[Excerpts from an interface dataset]
====

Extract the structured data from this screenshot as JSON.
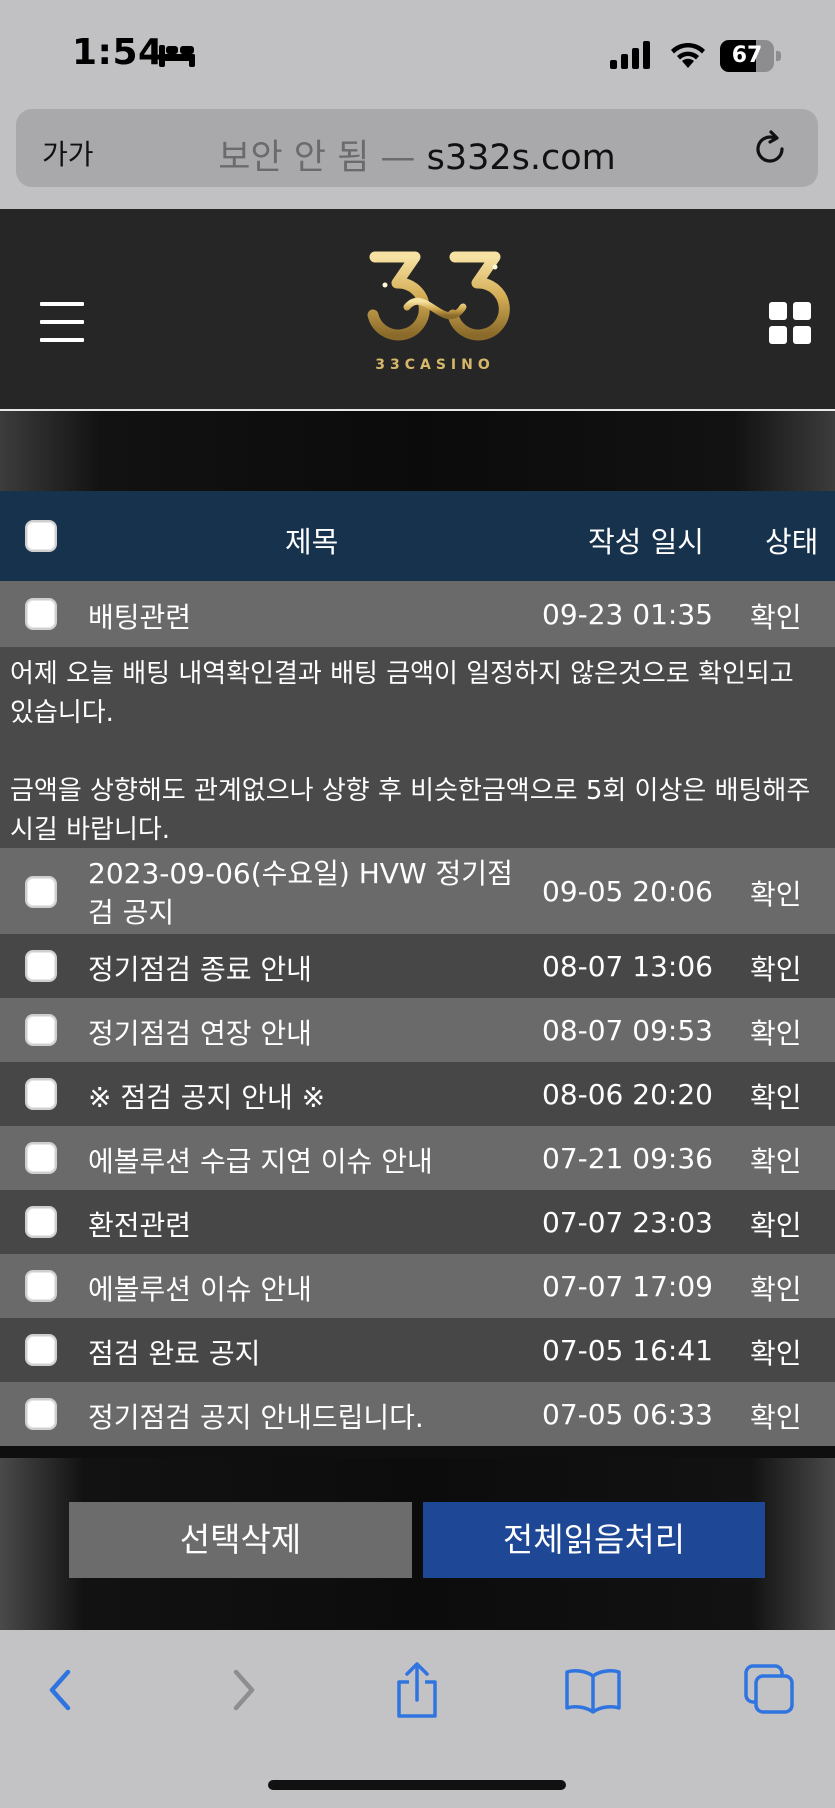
{
  "status_bar": {
    "time": "1:54",
    "battery": "67",
    "battery_level": 0.67
  },
  "url_bar": {
    "aa": "가가",
    "insecure_label": "보안 안 됨 —",
    "domain": "s332s.com"
  },
  "table": {
    "headers": {
      "title": "제목",
      "date": "작성 일시",
      "status": "상태"
    },
    "first_row": {
      "title": "배팅관련",
      "date": "09-23 01:35",
      "status": "확인"
    },
    "message": {
      "para1": "어제 오늘 배팅 내역확인결과 배팅 금액이 일정하지 않은것으로 확인되고 있습니다.",
      "para2": "금액을 상향해도 관계없으나 상향 후 비슷한금액으로 5회 이상은 배팅해주시길 바랍니다."
    },
    "rows": [
      {
        "title": "2023-09-06(수요일) HVW 정기점검 공지",
        "date": "09-05 20:06",
        "status": "확인"
      },
      {
        "title": "정기점검 종료 안내",
        "date": "08-07 13:06",
        "status": "확인"
      },
      {
        "title": "정기점검 연장 안내",
        "date": "08-07 09:53",
        "status": "확인"
      },
      {
        "title": "※ 점검 공지 안내 ※",
        "date": "08-06 20:20",
        "status": "확인"
      },
      {
        "title": "에볼루션 수급 지연 이슈 안내",
        "date": "07-21 09:36",
        "status": "확인"
      },
      {
        "title": "환전관련",
        "date": "07-07 23:03",
        "status": "확인"
      },
      {
        "title": "에볼루션 이슈 안내",
        "date": "07-07 17:09",
        "status": "확인"
      },
      {
        "title": "점검 완료 공지",
        "date": "07-05 16:41",
        "status": "확인"
      },
      {
        "title": "정기점검 공지 안내드립니다.",
        "date": "07-05 06:33",
        "status": "확인"
      }
    ]
  },
  "buttons": {
    "delete_selected": "선택삭제",
    "mark_all_read": "전체읽음처리"
  },
  "logo": {
    "text": "33CASINO"
  },
  "colors": {
    "header_bg": "#17324d",
    "accent_blue": "#1e4796",
    "gold": "#d7b76a",
    "ios_blue": "#2f74e0"
  }
}
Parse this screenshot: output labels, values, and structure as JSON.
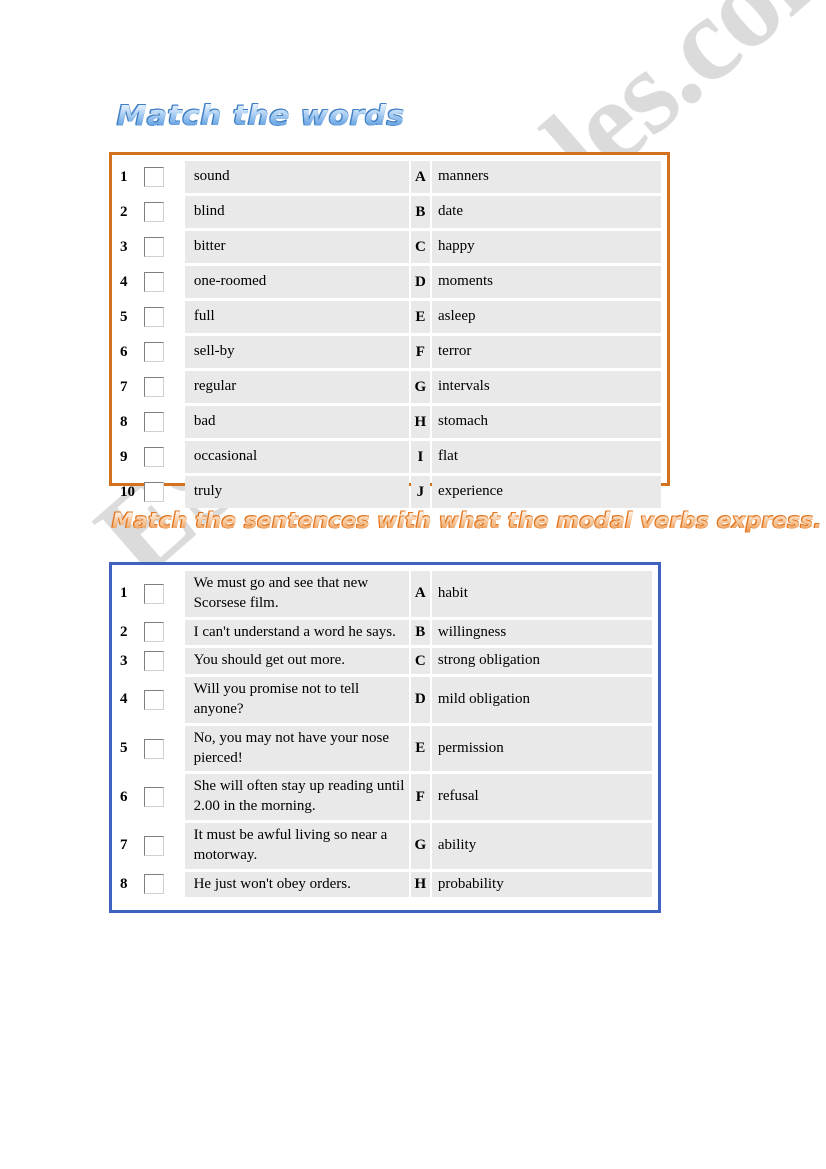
{
  "page": {
    "background_color": "#ffffff",
    "watermark_text": "ESLprintables.com"
  },
  "sections": [
    {
      "heading": "Match the words",
      "heading_color": "#78aee6",
      "border_color": "#d2721c",
      "rows": [
        {
          "num": "1",
          "left": "sound",
          "letter": "A",
          "right": "manners"
        },
        {
          "num": "2",
          "left": "blind",
          "letter": "B",
          "right": "date"
        },
        {
          "num": "3",
          "left": "bitter",
          "letter": "C",
          "right": "happy"
        },
        {
          "num": "4",
          "left": "one-roomed",
          "letter": "D",
          "right": "moments"
        },
        {
          "num": "5",
          "left": "full",
          "letter": "E",
          "right": "asleep"
        },
        {
          "num": "6",
          "left": "sell-by",
          "letter": "F",
          "right": "terror"
        },
        {
          "num": "7",
          "left": "regular",
          "letter": "G",
          "right": "intervals"
        },
        {
          "num": "8",
          "left": "bad",
          "letter": "H",
          "right": "stomach"
        },
        {
          "num": "9",
          "left": "occasional",
          "letter": "I",
          "right": "flat"
        },
        {
          "num": "10",
          "left": "truly",
          "letter": "J",
          "right": "experience"
        }
      ]
    },
    {
      "heading": "Match the sentences with what the modal verbs express.",
      "heading_color": "#f3b882",
      "border_color": "#3d63bf",
      "rows": [
        {
          "num": "1",
          "left": "We must go and see that new Scorsese film.",
          "letter": "A",
          "right": "habit"
        },
        {
          "num": "2",
          "left": "I can't understand a word he says.",
          "letter": "B",
          "right": "willingness"
        },
        {
          "num": "3",
          "left": "You should get out more.",
          "letter": "C",
          "right": "strong obligation"
        },
        {
          "num": "4",
          "left": "Will you promise not to tell anyone?",
          "letter": "D",
          "right": "mild obligation"
        },
        {
          "num": "5",
          "left": "No, you may not have your nose pierced!",
          "letter": "E",
          "right": "permission"
        },
        {
          "num": "6",
          "left": "She will often stay up reading until 2.00 in the morning.",
          "letter": "F",
          "right": "refusal"
        },
        {
          "num": "7",
          "left": "It must be awful living so near a motorway.",
          "letter": "G",
          "right": "ability"
        },
        {
          "num": "8",
          "left": "He just won't obey orders.",
          "letter": "H",
          "right": "probability"
        }
      ]
    }
  ]
}
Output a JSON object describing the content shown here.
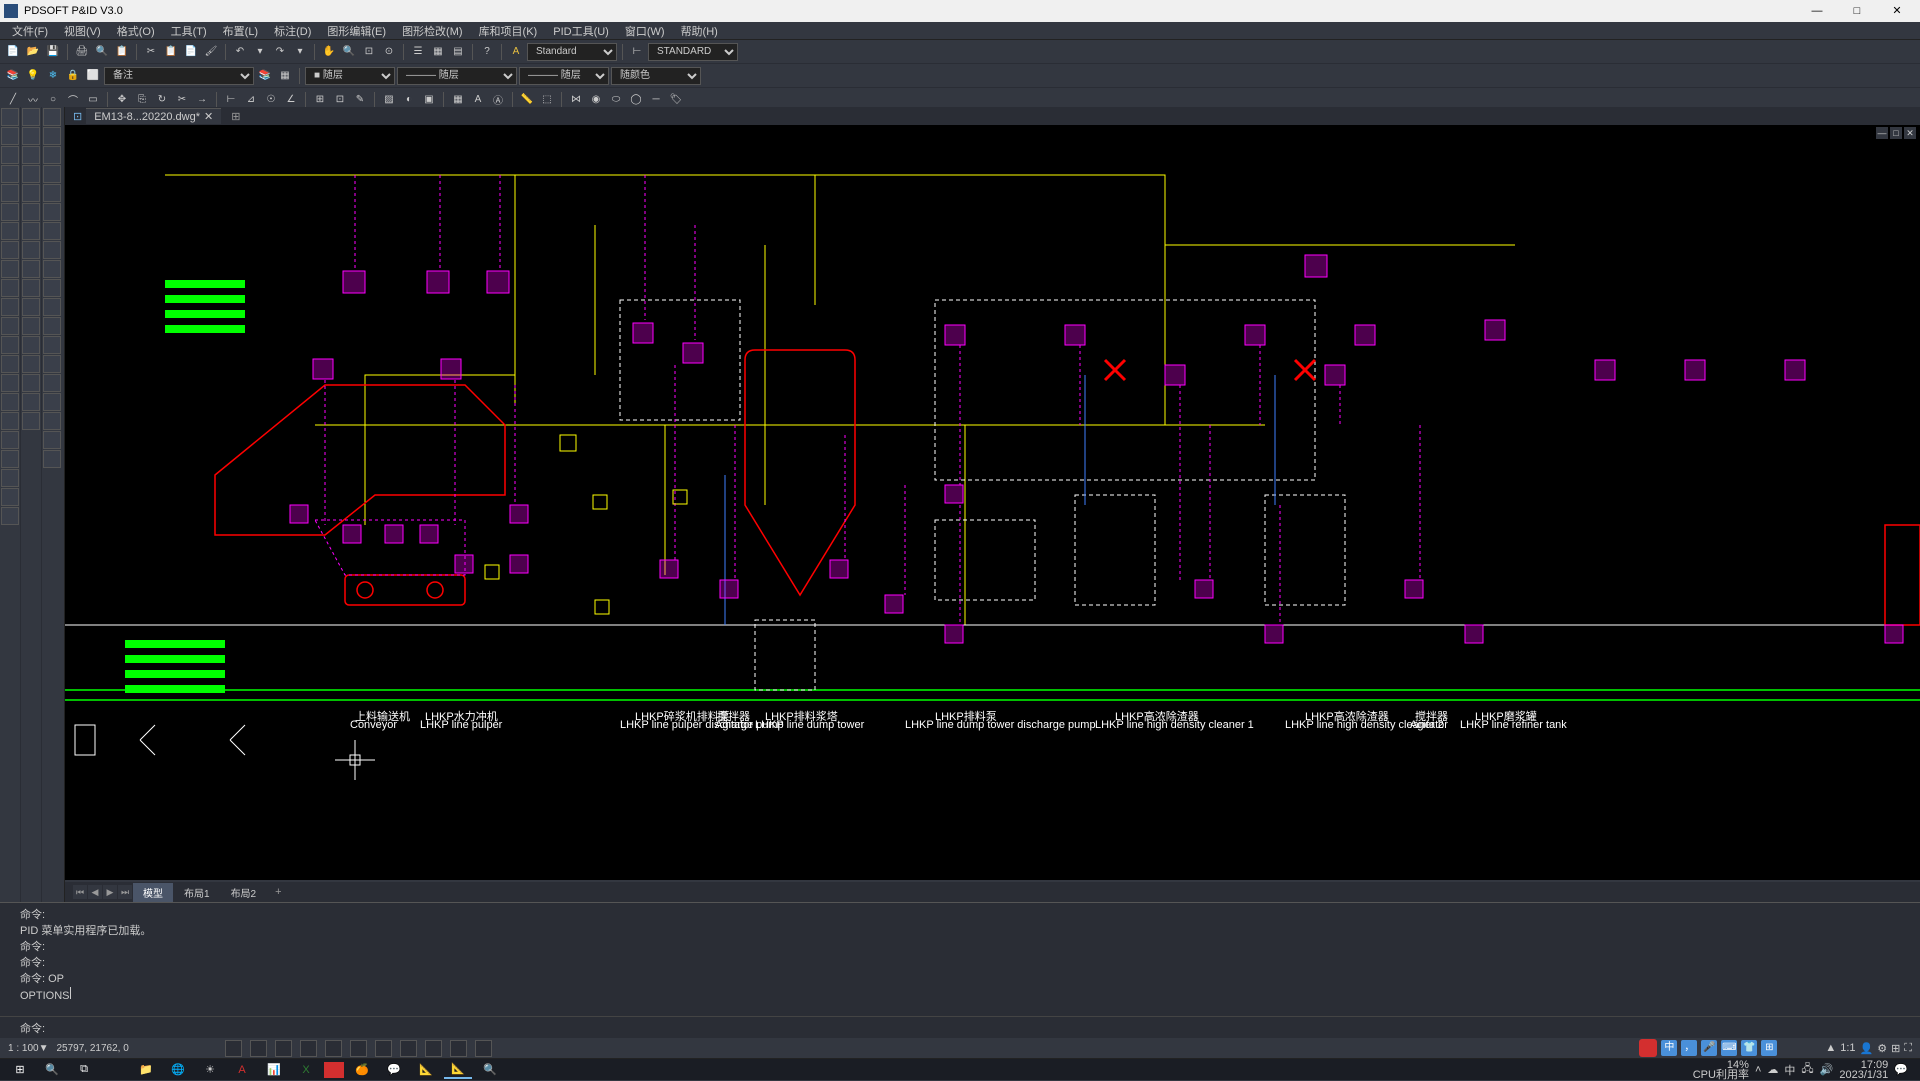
{
  "app": {
    "title": "PDSOFT P&ID V3.0"
  },
  "menus": [
    "文件(F)",
    "视图(V)",
    "格式(O)",
    "工具(T)",
    "布置(L)",
    "标注(D)",
    "图形编辑(E)",
    "图形检改(M)",
    "库和项目(K)",
    "PID工具(U)",
    "窗口(W)",
    "帮助(H)"
  ],
  "toolbar": {
    "style_label": "Standard",
    "text_style_label": "STANDARD",
    "layer_label": "备注",
    "linetype1": "随层",
    "linetype2": "随层",
    "linetype3": "随层",
    "color_label": "随颜色"
  },
  "file_tab": {
    "name": "EM13-8...20220.dwg*"
  },
  "layout_tabs": {
    "model": "模型",
    "l1": "布局1",
    "l2": "布局2"
  },
  "command": {
    "hist1": "命令:",
    "hist2": "PID 菜单实用程序已加载。",
    "hist3": "命令:",
    "hist4": "命令:",
    "hist5": "命令: OP",
    "hist6": "OPTIONS",
    "prompt": "命令:"
  },
  "status": {
    "scale": "1 : 100▼",
    "coords": "25797, 21762, 0",
    "annoscale": "1:1",
    "cpu_pct": "14%",
    "cpu_label": "CPU利用率",
    "time": "17:09",
    "date": "2023/1/31",
    "ime_char": "中"
  }
}
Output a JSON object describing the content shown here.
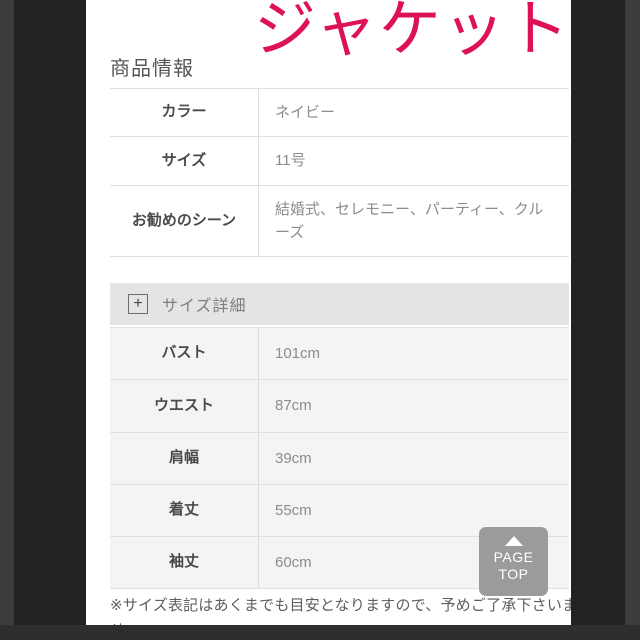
{
  "page": {
    "title": "商品情報",
    "overlay_text": "ジャケット",
    "overlay_color": "#dd1155"
  },
  "product_info": {
    "rows": [
      {
        "label": "カラー",
        "value": "ネイビー"
      },
      {
        "label": "サイズ",
        "value": "11号"
      },
      {
        "label": "お勧めのシーン",
        "value": "結婚式、セレモニー、パーティー、クルーズ"
      }
    ]
  },
  "size_detail": {
    "toggle_icon": "plus-icon",
    "toggle_symbol": "+",
    "label": "サイズ詳細",
    "rows": [
      {
        "label": "バスト",
        "value": "101cm"
      },
      {
        "label": "ウエスト",
        "value": "87cm"
      },
      {
        "label": "肩幅",
        "value": "39cm"
      },
      {
        "label": "着丈",
        "value": "55cm"
      },
      {
        "label": "袖丈",
        "value": "60cm"
      }
    ]
  },
  "footnote": {
    "text": "※サイズ表記はあくまでも目安となりますので、予めご了承下さいませ。"
  },
  "page_top_button": {
    "icon": "triangle-up-icon",
    "line1": "PAGE",
    "line2": "TOP"
  }
}
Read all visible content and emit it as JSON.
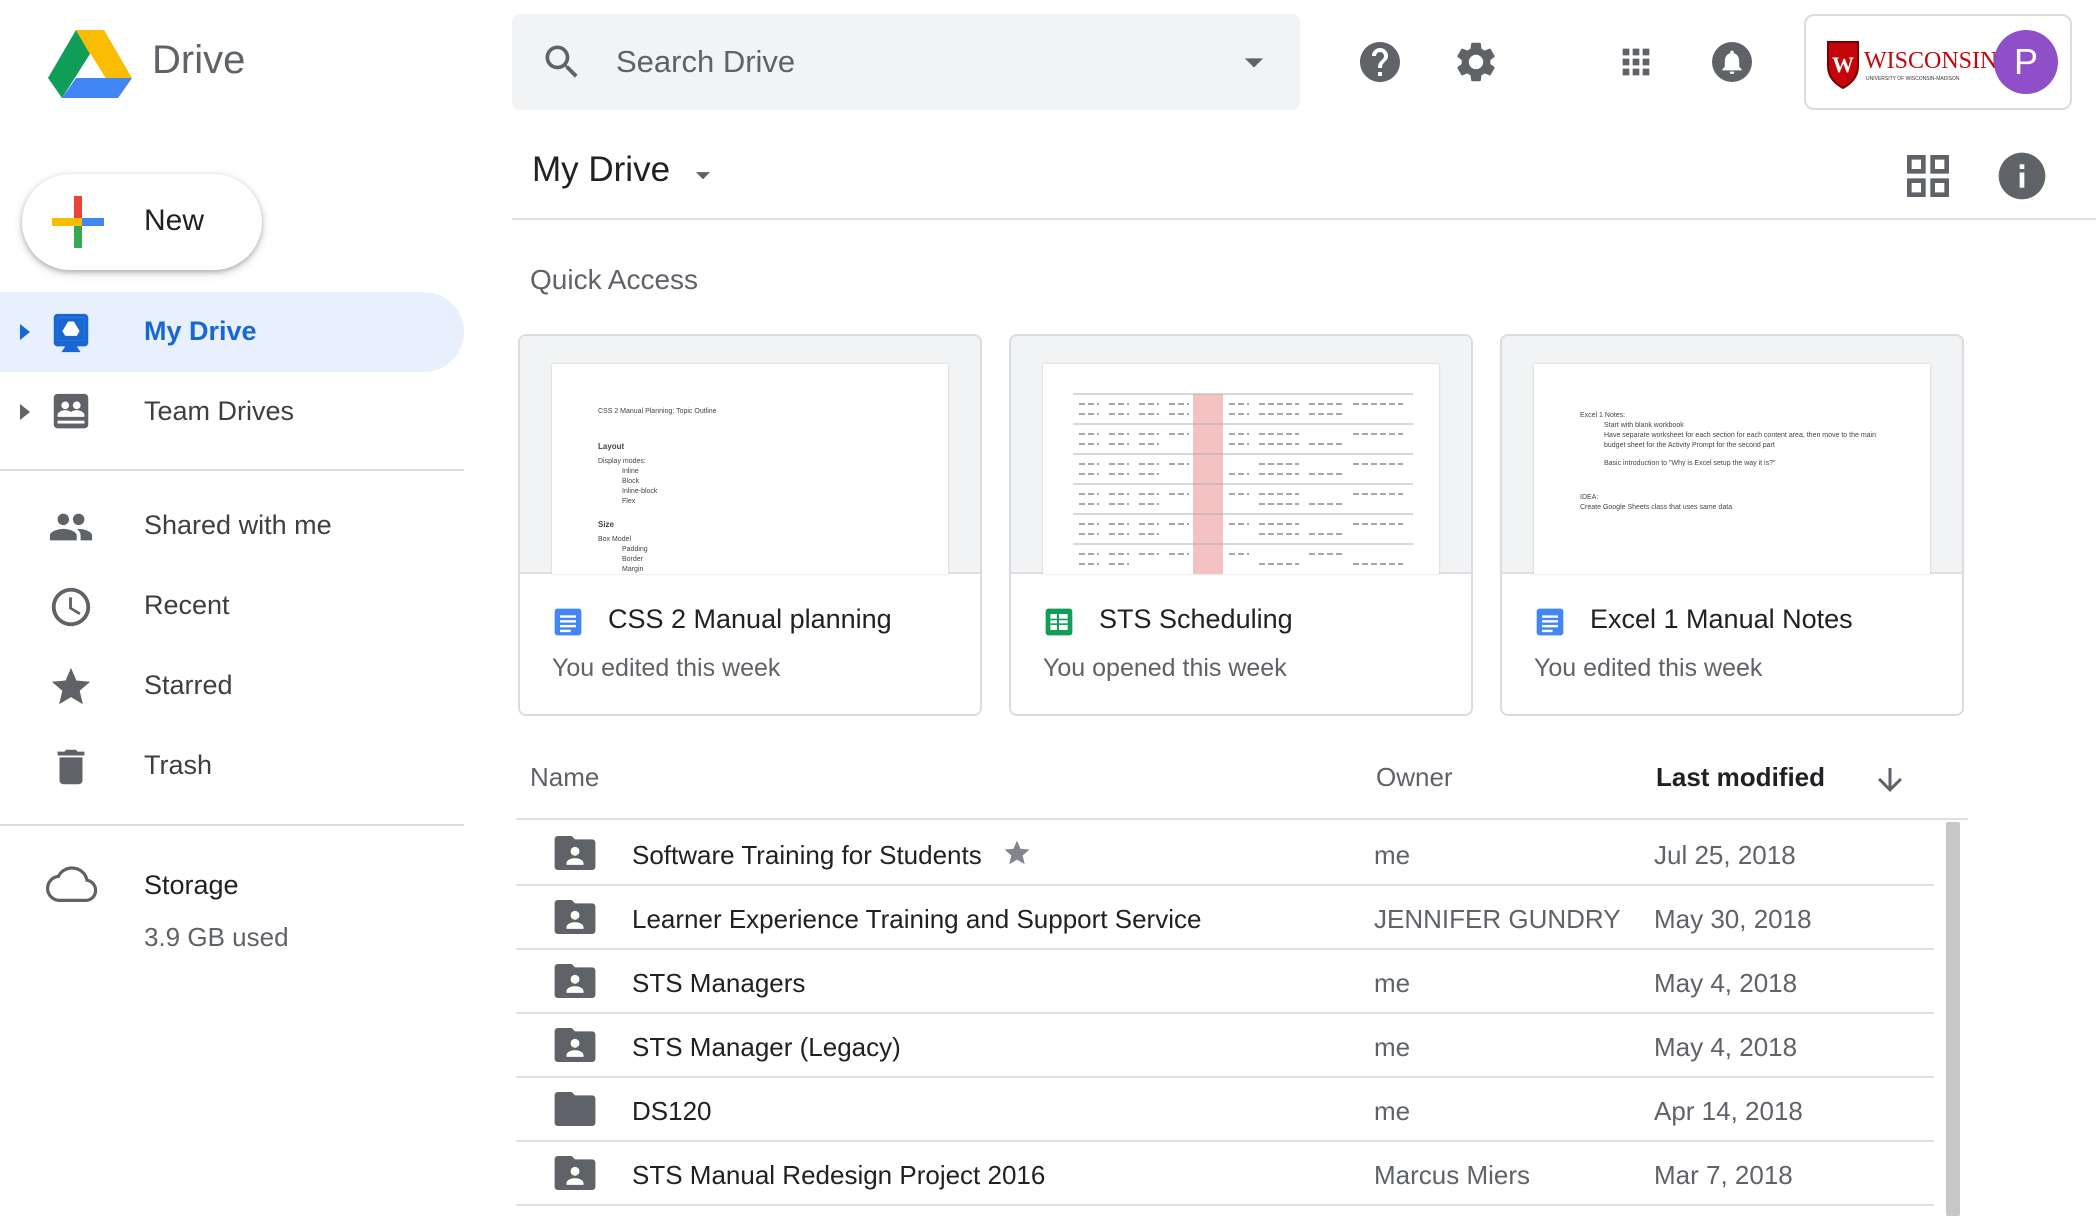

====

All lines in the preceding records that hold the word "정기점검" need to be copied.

Exercise solution>
        "title": "2023-09-06(수요일) HVW 정기점검 공지",
        "title": "정기점검 종료 안내",
        "title": "정기점검 연장 안내",
        "title": "정기점검 공지 안내드립니다.",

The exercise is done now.